YOUNGSTOWN -- His legs trembling atop the roof of a partially built church in Peru, Harry Lucik witnessed a devastation he had never imagined near his Ohio home.
Adobe bricks crashed from homes into the streets. Tidal waves transformed the road into a waterbed. Dust rose into the air, obscuring the snow-capped Andes Mountains.
Crying and screaming filled the air.
With the building rumbling beneath him -- 120 miles from the center of an earthquake that struck Peru on Saturday -- the Bristolville resident felt the fear that comes when an earthquake strikes.
'Terrifying': "It started shaking, really shaking," said Lucik, reached by telephone at the motel where he is staying. "It was absolutely terrifying. The whole building is concrete and steel but it felt like a paper bag."
Lucik, 69, and his wife Nancy, 67, are among 19 volunteers who are part of an Assembly of God missionary group that traveled to Arequipa, Peru, to build a church.
The 8.1-magnitude earthquake that struck the area killed at least 102 people and injuring more than 1,300. More than 47,000 Peruvians were left homeless. No one in the missionary group was harmed.
Nancy Lucik sat in a truck in another part of the city when the quake struck.
"The truck started moving from side to side," she said. "The bus [in front of the truck] was rocking back and forth."
She added that she sat in the truck and prayed as, around her, people streamed from their houses and drivers of cars rushed toward home.
Sad sight: "It was sad," she continued. "You could just see the fear in people's eyes. Men were running home to see if their families were OK."
Harry Lucik spoke of the devastation to this "beautiful, beautiful" city. Historic buildings now show cracks and caved-in roofs. Two towers toppled at a cathedral known as the "Vatican of South America."
Many survivors are homeless, living in tents provided by the Red Cross.
"It's unreal," Harry Lucik said. "It's just unexplainable."
After the shock of the initial quake, several tremors continued to strike.
One aftershock hit Monday night as the couple slept at the hotel. Rumbling, shifting and the sound of breaking glass woke the couple and others staying at the hotel.
With the power out, members of the church group scrambled for flashlights.
People ran into the streets screaming. "It was just total terror," Harry Lucik said.
The destruction is a reason local people should send help to Peruvians desperately in need, said Dr. Javier Calderon, whose father lives near the devastated area.
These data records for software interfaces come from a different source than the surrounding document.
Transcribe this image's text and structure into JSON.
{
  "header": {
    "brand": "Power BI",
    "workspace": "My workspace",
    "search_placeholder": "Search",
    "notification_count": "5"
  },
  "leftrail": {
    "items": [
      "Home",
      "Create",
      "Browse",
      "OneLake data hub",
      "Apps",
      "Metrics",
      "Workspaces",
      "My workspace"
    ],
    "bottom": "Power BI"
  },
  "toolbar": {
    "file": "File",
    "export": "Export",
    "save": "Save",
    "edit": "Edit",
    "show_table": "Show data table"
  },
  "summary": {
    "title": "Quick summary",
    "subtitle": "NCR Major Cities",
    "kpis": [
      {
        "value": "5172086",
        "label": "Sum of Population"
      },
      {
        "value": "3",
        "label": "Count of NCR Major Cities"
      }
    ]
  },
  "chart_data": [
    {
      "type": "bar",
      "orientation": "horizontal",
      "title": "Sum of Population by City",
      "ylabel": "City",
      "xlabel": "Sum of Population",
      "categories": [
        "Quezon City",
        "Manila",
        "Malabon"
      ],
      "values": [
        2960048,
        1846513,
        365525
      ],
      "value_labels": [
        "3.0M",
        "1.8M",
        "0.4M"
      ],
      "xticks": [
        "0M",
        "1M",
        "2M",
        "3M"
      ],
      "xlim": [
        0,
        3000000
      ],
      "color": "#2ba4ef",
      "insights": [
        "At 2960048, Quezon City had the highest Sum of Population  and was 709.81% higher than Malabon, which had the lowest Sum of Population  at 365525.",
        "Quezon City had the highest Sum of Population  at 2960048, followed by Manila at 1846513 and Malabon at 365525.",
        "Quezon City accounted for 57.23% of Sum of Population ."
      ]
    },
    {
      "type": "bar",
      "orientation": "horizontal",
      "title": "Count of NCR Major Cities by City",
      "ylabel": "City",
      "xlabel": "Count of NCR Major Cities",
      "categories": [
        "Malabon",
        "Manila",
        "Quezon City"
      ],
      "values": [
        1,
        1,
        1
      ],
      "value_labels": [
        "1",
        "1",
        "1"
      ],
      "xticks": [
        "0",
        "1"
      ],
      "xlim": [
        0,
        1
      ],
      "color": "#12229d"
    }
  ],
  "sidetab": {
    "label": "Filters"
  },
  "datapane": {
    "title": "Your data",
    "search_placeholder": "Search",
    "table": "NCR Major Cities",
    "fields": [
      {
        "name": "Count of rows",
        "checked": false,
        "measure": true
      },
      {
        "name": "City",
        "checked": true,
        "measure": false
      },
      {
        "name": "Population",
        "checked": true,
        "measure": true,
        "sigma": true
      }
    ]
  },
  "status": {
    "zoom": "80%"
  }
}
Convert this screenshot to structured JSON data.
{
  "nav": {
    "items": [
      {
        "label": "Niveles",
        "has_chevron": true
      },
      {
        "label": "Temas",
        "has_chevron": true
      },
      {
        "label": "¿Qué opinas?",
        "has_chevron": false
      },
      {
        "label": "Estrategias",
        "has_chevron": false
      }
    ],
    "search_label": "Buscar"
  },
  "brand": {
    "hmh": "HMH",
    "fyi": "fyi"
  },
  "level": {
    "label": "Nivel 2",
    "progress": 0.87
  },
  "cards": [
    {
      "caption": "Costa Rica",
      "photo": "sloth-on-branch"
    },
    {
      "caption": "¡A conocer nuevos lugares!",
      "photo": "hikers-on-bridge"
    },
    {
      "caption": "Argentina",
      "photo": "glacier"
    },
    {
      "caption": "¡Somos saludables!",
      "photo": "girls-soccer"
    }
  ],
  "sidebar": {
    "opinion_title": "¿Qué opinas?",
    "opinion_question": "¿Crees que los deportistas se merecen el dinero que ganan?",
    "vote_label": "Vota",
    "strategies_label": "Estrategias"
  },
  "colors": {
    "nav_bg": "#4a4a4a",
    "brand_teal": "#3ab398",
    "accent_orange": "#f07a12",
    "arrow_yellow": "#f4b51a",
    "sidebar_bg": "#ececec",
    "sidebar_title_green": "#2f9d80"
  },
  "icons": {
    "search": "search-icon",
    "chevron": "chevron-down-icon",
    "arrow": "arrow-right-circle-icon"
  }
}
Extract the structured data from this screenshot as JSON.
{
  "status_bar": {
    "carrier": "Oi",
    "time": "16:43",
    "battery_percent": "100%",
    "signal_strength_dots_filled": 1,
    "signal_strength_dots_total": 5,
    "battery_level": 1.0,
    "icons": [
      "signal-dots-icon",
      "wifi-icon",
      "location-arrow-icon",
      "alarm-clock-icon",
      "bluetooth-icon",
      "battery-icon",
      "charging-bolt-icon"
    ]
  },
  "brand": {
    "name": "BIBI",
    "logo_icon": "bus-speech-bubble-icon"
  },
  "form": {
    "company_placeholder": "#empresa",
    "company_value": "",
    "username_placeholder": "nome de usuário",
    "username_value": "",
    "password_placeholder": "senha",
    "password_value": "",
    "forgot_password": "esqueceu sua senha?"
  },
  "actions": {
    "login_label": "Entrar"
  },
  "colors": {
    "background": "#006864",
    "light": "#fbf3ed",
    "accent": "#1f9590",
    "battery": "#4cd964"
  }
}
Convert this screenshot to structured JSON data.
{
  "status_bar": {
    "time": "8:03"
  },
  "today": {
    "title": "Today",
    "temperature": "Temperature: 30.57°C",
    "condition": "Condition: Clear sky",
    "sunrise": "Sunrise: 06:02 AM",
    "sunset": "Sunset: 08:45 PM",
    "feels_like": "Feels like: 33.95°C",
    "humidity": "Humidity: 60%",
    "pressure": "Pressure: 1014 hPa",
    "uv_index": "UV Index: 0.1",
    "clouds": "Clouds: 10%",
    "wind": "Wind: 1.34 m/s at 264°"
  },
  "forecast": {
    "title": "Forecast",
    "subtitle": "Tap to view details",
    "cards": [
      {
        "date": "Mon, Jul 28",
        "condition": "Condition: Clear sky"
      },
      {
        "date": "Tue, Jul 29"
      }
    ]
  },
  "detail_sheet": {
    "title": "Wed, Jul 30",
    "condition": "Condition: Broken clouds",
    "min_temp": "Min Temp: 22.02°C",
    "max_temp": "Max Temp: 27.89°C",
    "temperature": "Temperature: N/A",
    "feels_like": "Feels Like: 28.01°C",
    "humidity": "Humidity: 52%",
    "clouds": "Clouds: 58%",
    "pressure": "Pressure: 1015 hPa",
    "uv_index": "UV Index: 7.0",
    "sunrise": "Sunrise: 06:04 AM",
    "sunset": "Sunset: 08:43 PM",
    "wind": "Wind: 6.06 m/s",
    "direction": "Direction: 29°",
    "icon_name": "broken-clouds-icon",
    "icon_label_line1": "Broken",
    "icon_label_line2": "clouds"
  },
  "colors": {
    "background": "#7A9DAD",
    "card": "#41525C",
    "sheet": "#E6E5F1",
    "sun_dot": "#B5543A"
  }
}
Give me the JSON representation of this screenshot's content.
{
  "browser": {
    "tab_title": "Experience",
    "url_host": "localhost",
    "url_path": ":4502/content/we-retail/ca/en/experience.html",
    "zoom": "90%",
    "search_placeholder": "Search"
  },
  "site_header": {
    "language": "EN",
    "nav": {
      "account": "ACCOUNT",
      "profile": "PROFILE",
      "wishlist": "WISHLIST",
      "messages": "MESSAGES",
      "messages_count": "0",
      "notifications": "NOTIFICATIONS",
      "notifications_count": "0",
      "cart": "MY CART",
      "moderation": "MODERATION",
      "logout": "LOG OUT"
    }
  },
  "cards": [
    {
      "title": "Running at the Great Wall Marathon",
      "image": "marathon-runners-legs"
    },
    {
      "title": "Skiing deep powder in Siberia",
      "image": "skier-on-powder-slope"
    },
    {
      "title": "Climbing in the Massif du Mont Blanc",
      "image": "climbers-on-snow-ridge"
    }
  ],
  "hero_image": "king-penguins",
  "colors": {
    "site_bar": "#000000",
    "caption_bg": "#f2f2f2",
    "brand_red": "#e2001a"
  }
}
Dr. Calderon, an infectious diseases specialist, works in Youngstown out of the St. Elizabeth Health Center and Forum Health Northside Medical Center.
The doctor, 39, grew up in Peru, moving to America 10 years ago. His father Efrain, an ophthalmologist, lives in Arequipa and was home for an afternoon nap when the earth shook.
"He was, of course, confused and panicked but able to get himself out of the house," Dr. Calderon said.
The Luciks will return from their 11-day trip Friday. The couple makes the trip once or twice each year.
Despite the shake-up, Harry Lucik said his devotion to that missionary work remains unshaken.
"We experienced it and I'm glad we experienced it, but I'm glad we're all safe and well," he said. "The Lord is with us."
XThe Associated Press contributed to this report.